Really, though, I shouldn't write in terms of making it "bearable," because that makes it sound unpleasant, and it's really not. It's not an intellectual challenge, of course, but I knew that going into it. I like that the owner continues to try new things, is open to new ideas, is even willing to try new recipes; he, too, reads Food Porn Bimonthly (i.e., Cooks Illustrated). I like the opportunity to see the cyclical bits--we're doing heart-shaped things now, of course, given the proximity of Valentine's Day, and things in general will start to pick up in March. There are also King Cakes in March, I think. The summer baking for the farmers' markets sounds insane, and I'm looking forward to it (and dreading it); I'll maybe even get some overtime out of that. There are a ton of cakes through June, what with graduation at the nearby university and so on, plus Mothers' and Fathers' Days. What I want to do is start thinking about how my bakery would run--what products I want to have, what specialties I want to offer, things like that. My schedule has been wacky, though: last week, I spent nearly every non-working moment either sleeping or interacting intensely with someone. That particular brand of intensity is unlikely to continue at that volume (though one never knows), but I've agreed to do a freelance job, which will take substantial time and energy. And I still try to squeeze in handball and yoga, though I'm lucky if I manage once a week for each of them (which bums me out).

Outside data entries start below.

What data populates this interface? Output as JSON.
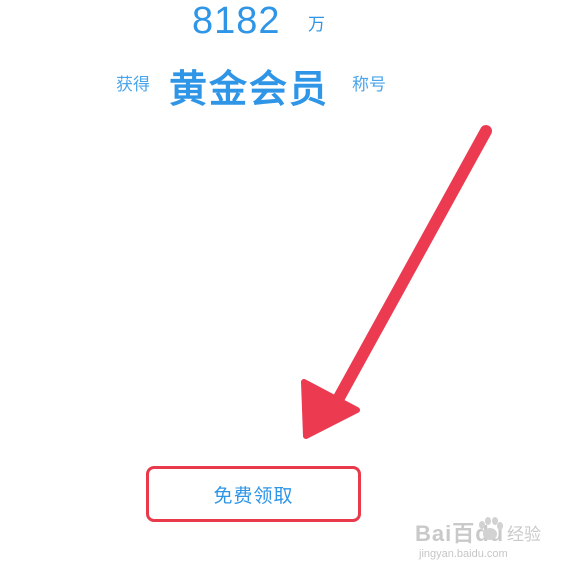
{
  "stat": {
    "number": "8182",
    "unit": "万"
  },
  "title": {
    "prefix": "获得",
    "main": "黄金会员",
    "suffix": "称号"
  },
  "claim_button": {
    "label": "免费领取"
  },
  "watermark": {
    "brand": "Bai百du",
    "sub": "经验",
    "url": "jingyan.baidu.com"
  },
  "colors": {
    "accent_blue": "#2f95e6",
    "highlight_red": "#e93a4c"
  },
  "icons": {
    "arrow": "red-arrow-icon",
    "paw": "paw-icon"
  }
}
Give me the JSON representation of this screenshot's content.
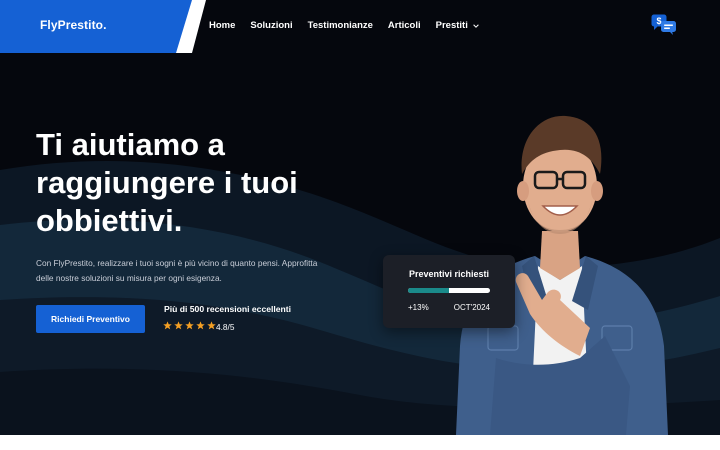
{
  "brand": {
    "name": "FlyPrestito.",
    "color": "#1561d4"
  },
  "nav": {
    "items": [
      {
        "label": "Home"
      },
      {
        "label": "Soluzioni"
      },
      {
        "label": "Testimonianze"
      },
      {
        "label": "Articoli"
      },
      {
        "label": "Prestiti",
        "has_dropdown": true
      }
    ]
  },
  "header_icon": "chat-bubbles-icon",
  "hero": {
    "headline": "Ti aiutiamo a raggiungere i tuoi obbiettivi.",
    "subtext": "Con FlyPrestito, realizzare i tuoi sogni è più vicino di quanto pensi. Approfitta delle nostre soluzioni su misura per ogni esigenza.",
    "cta_label": "Richiedi Preventivo",
    "reviews_title": "Più di 500 recensioni eccellenti",
    "rating_text": "4.8/5",
    "stars": 5
  },
  "card": {
    "title": "Preventivi richiesti",
    "progress": 0.5,
    "left_text": "+13%",
    "right_text": "OCT'2024"
  },
  "colors": {
    "background": "#05070d",
    "accent": "#1561d4",
    "star": "#f4a024",
    "progress_fill": "#1a8a8a"
  }
}
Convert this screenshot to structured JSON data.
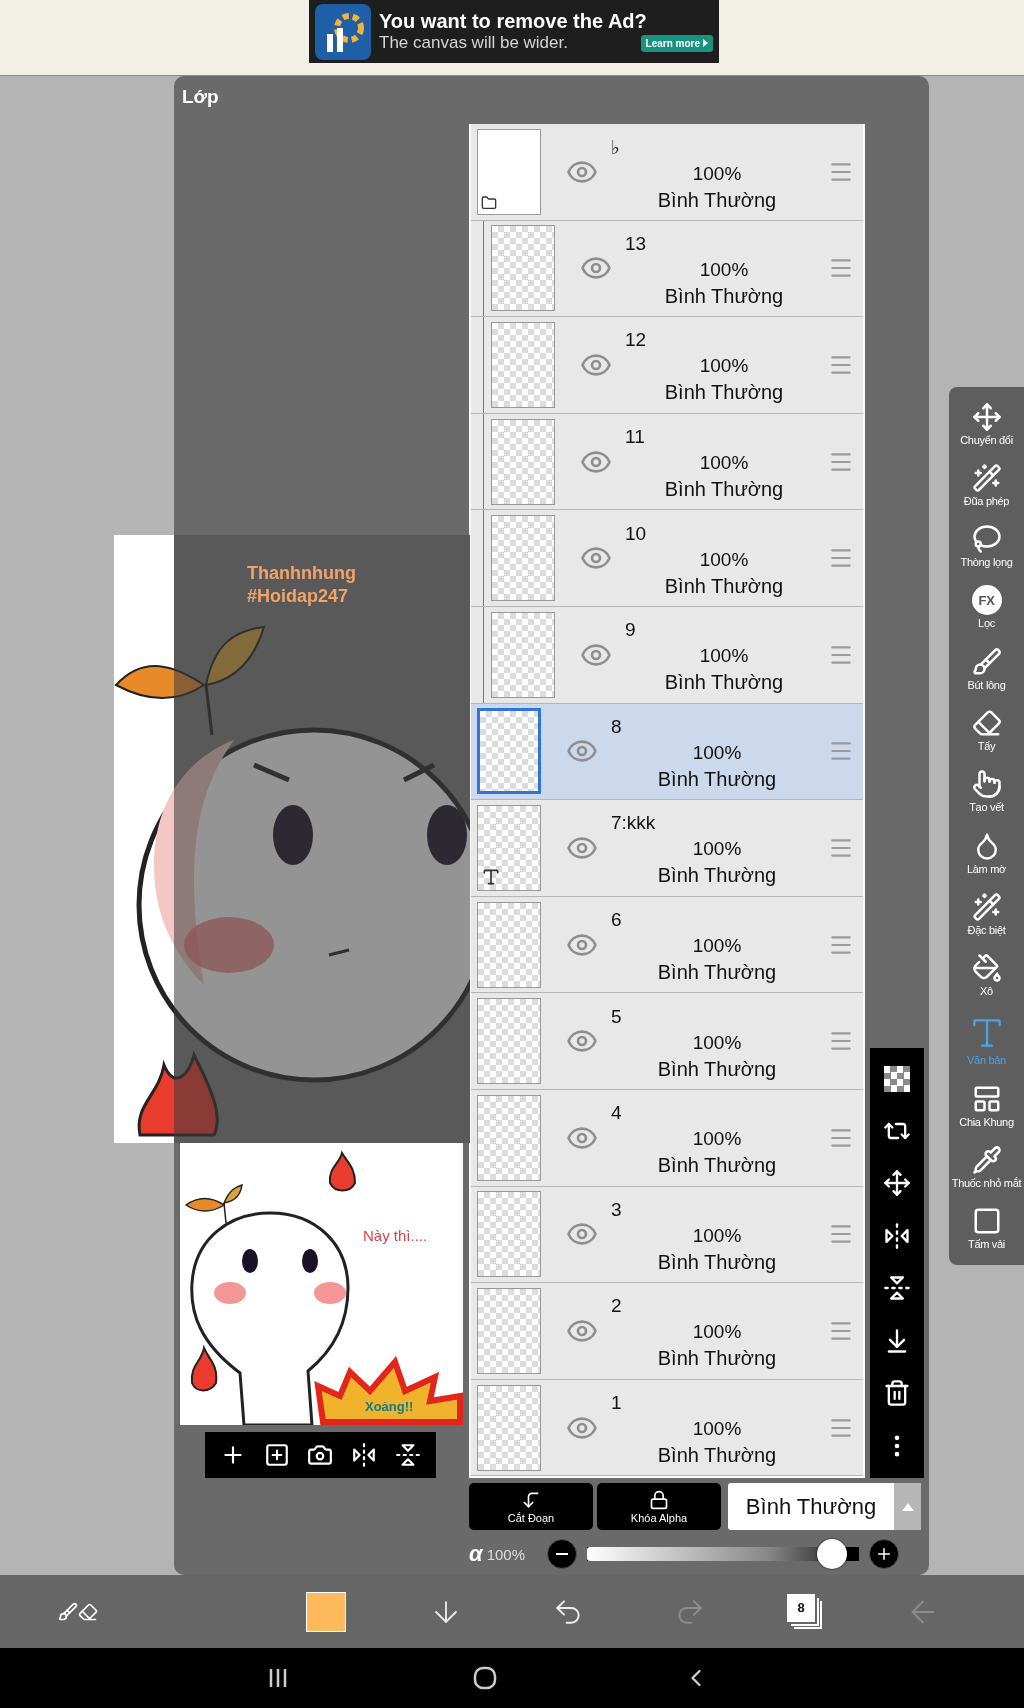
{
  "ad": {
    "title": "You want to remove the Ad?",
    "subtitle": "The canvas will be wider.",
    "button": "Learn more"
  },
  "panel_title": "Lớp",
  "canvas": {
    "texts": [
      "Thanhnhung",
      "#Hoidap247"
    ]
  },
  "preview": {
    "texts": [
      "Này thì....",
      "Xoảng!!"
    ]
  },
  "layers": [
    {
      "name": "♭",
      "kind": "folder",
      "opacity": "100%",
      "blend": "Bình Thường",
      "visible": true,
      "selected": false,
      "children": [
        {
          "name": "13",
          "kind": "raster",
          "opacity": "100%",
          "blend": "Bình Thường",
          "visible": true,
          "selected": false
        },
        {
          "name": "12",
          "kind": "raster",
          "opacity": "100%",
          "blend": "Bình Thường",
          "visible": true,
          "selected": false
        },
        {
          "name": "11",
          "kind": "raster",
          "opacity": "100%",
          "blend": "Bình Thường",
          "visible": true,
          "selected": false
        },
        {
          "name": "10",
          "kind": "raster",
          "opacity": "100%",
          "blend": "Bình Thường",
          "visible": true,
          "selected": false
        },
        {
          "name": "9",
          "kind": "raster",
          "opacity": "100%",
          "blend": "Bình Thường",
          "visible": true,
          "selected": false
        }
      ]
    },
    {
      "name": "8",
      "kind": "raster",
      "opacity": "100%",
      "blend": "Bình Thường",
      "visible": true,
      "selected": true
    },
    {
      "name": "7:kkk",
      "kind": "text",
      "opacity": "100%",
      "blend": "Bình Thường",
      "visible": true,
      "selected": false
    },
    {
      "name": "6",
      "kind": "raster",
      "opacity": "100%",
      "blend": "Bình Thường",
      "visible": true,
      "selected": false
    },
    {
      "name": "5",
      "kind": "raster",
      "opacity": "100%",
      "blend": "Bình Thường",
      "visible": true,
      "selected": false
    },
    {
      "name": "4",
      "kind": "raster",
      "opacity": "100%",
      "blend": "Bình Thường",
      "visible": true,
      "selected": false
    },
    {
      "name": "3",
      "kind": "raster",
      "opacity": "100%",
      "blend": "Bình Thường",
      "visible": true,
      "selected": false
    },
    {
      "name": "2",
      "kind": "raster",
      "opacity": "100%",
      "blend": "Bình Thường",
      "visible": true,
      "selected": false
    },
    {
      "name": "1",
      "kind": "raster",
      "opacity": "100%",
      "blend": "Bình Thường",
      "visible": true,
      "selected": false
    }
  ],
  "layer_actions": {
    "clipping": "Cắt Đoạn",
    "alpha_lock": "Khóa Alpha",
    "blend_mode": "Bình Thường"
  },
  "opacity": {
    "symbol": "α",
    "reading": "100%",
    "level": 0.95
  },
  "tools": [
    {
      "label": "Chuyển đổi",
      "selected": false
    },
    {
      "label": "Đũa phép",
      "selected": false
    },
    {
      "label": "Thòng lọng",
      "selected": false
    },
    {
      "label": "Lọc",
      "badge": "FX",
      "selected": false
    },
    {
      "label": "Bút lông",
      "selected": false
    },
    {
      "label": "Tẩy",
      "selected": false
    },
    {
      "label": "Tạo vết",
      "selected": false
    },
    {
      "label": "Làm mờ",
      "selected": false
    },
    {
      "label": "Đặc biệt",
      "selected": false
    },
    {
      "label": "Xô",
      "selected": false
    },
    {
      "label": "Văn bản",
      "selected": true
    },
    {
      "label": "Chia Khung",
      "selected": false
    },
    {
      "label": "Thuốc nhỏ mắt",
      "selected": false
    },
    {
      "label": "Tấm vải",
      "selected": false
    }
  ],
  "bottom_bar": {
    "color": "#fdb95b",
    "layer_count": "8",
    "redo_disabled": true
  }
}
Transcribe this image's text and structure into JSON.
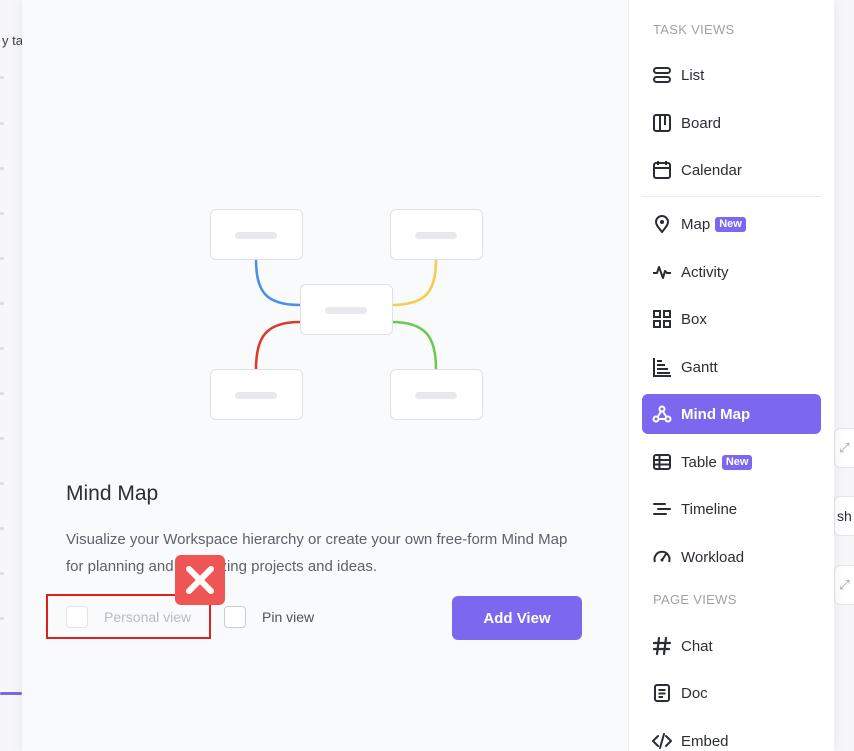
{
  "background": {
    "text": "y ta",
    "chip_text": "sh"
  },
  "modal": {
    "title": "Mind Map",
    "description": "Visualize your Workspace hierarchy or create your own free-form Mind Map for planning and organizing projects and ideas.",
    "personal_view_label": "Personal view",
    "pin_view_label": "Pin view",
    "add_view_label": "Add View"
  },
  "sidebar": {
    "task_views_label": "TASK VIEWS",
    "page_views_label": "PAGE VIEWS",
    "new_badge": "New",
    "items": [
      {
        "label": "List",
        "icon": "list-icon"
      },
      {
        "label": "Board",
        "icon": "board-icon"
      },
      {
        "label": "Calendar",
        "icon": "calendar-icon"
      },
      {
        "label": "Map",
        "icon": "map-pin-icon",
        "badge": "New"
      },
      {
        "label": "Activity",
        "icon": "activity-icon"
      },
      {
        "label": "Box",
        "icon": "box-grid-icon"
      },
      {
        "label": "Gantt",
        "icon": "gantt-icon"
      },
      {
        "label": "Mind Map",
        "icon": "mind-map-icon",
        "active": true
      },
      {
        "label": "Table",
        "icon": "table-icon",
        "badge": "New"
      },
      {
        "label": "Timeline",
        "icon": "timeline-icon"
      },
      {
        "label": "Workload",
        "icon": "workload-gauge-icon"
      }
    ],
    "page_items": [
      {
        "label": "Chat",
        "icon": "hash-icon"
      },
      {
        "label": "Doc",
        "icon": "doc-icon"
      },
      {
        "label": "Embed",
        "icon": "code-icon"
      }
    ]
  },
  "colors": {
    "accent": "#7b68ee",
    "branch_blue": "#4a8fe8",
    "branch_yellow": "#f5cd47",
    "branch_red": "#d93a2b",
    "branch_green": "#6bc950",
    "highlight_red": "#e0211b"
  }
}
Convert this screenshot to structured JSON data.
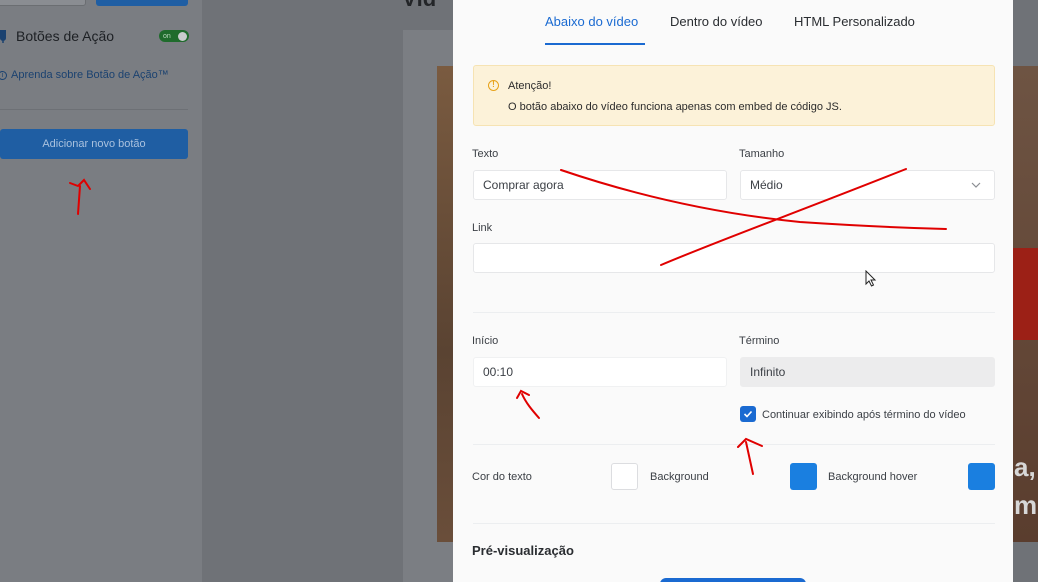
{
  "sidebar": {
    "section_title": "Botões de Ação",
    "toggle_text": "on",
    "learn_link": "Aprenda sobre Botão de Ação™",
    "add_button": "Adicionar novo botão"
  },
  "background": {
    "title_fragment": "Víd",
    "overlay_text_line1": "a,",
    "overlay_text_line2": "m"
  },
  "modal": {
    "tabs": [
      {
        "label": "Abaixo do vídeo",
        "active": true
      },
      {
        "label": "Dentro do vídeo",
        "active": false
      },
      {
        "label": "HTML Personalizado",
        "active": false
      }
    ],
    "alert": {
      "title": "Atenção!",
      "text": "O botão abaixo do vídeo funciona apenas com embed de código JS."
    },
    "texto": {
      "label": "Texto",
      "value": "Comprar agora"
    },
    "tamanho": {
      "label": "Tamanho",
      "value": "Médio"
    },
    "link": {
      "label": "Link",
      "value": ""
    },
    "inicio": {
      "label": "Início",
      "value": "00:10"
    },
    "termino": {
      "label": "Término",
      "value": "Infinito"
    },
    "continuar": {
      "label": "Continuar exibindo após término do vídeo",
      "checked": true
    },
    "colors": {
      "text_color_label": "Cor do texto",
      "text_color": "#ffffff",
      "background_label": "Background",
      "background_color": "#1a7fe0",
      "background_hover_label": "Background hover",
      "background_hover_color": "#1a7fe0"
    },
    "preview_title": "Pré-visualização"
  },
  "theme": {
    "accent": "#1a6ad1",
    "annotation_color": "#ff0000"
  }
}
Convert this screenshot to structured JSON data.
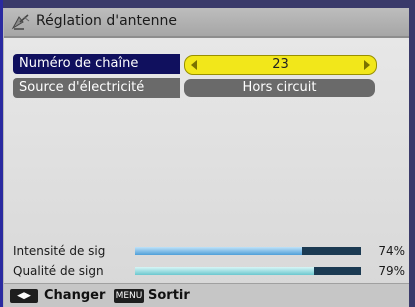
{
  "header": {
    "title": "Réglation d'antenne",
    "icon": "satellite-dish-icon"
  },
  "menu": {
    "items": [
      {
        "label": "Numéro de chaîne",
        "value": "23"
      },
      {
        "label": "Source d'électricité",
        "value": "Hors circuit"
      }
    ]
  },
  "signals": [
    {
      "label": "Intensité de sig",
      "percent": "74%",
      "level": 0.74,
      "color": "#4f9fd8"
    },
    {
      "label": "Qualité de sign",
      "percent": "79%",
      "level": 0.79,
      "color": "#6cc7cf"
    }
  ],
  "help": {
    "change_key": "◀▶",
    "change_label": "Changer",
    "exit_key": "MENU",
    "exit_label": "Sortir"
  },
  "colors": {
    "selected": "#10105e",
    "value_highlight": "#f2e71a",
    "inactive": "#6a6a6a"
  }
}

Ah, well. It keeps things interesting. Meanwhile, I have to go start on our taxes, which will be less than interesting, but the sooner we file, the sooner we get some money back. It's going to be strange filing a joint return--I've never done that before. Crawdaddy is more than happy to let me take a hack at it, so I'm going to do that. But it will still be strange.


Post a Comment

<< Home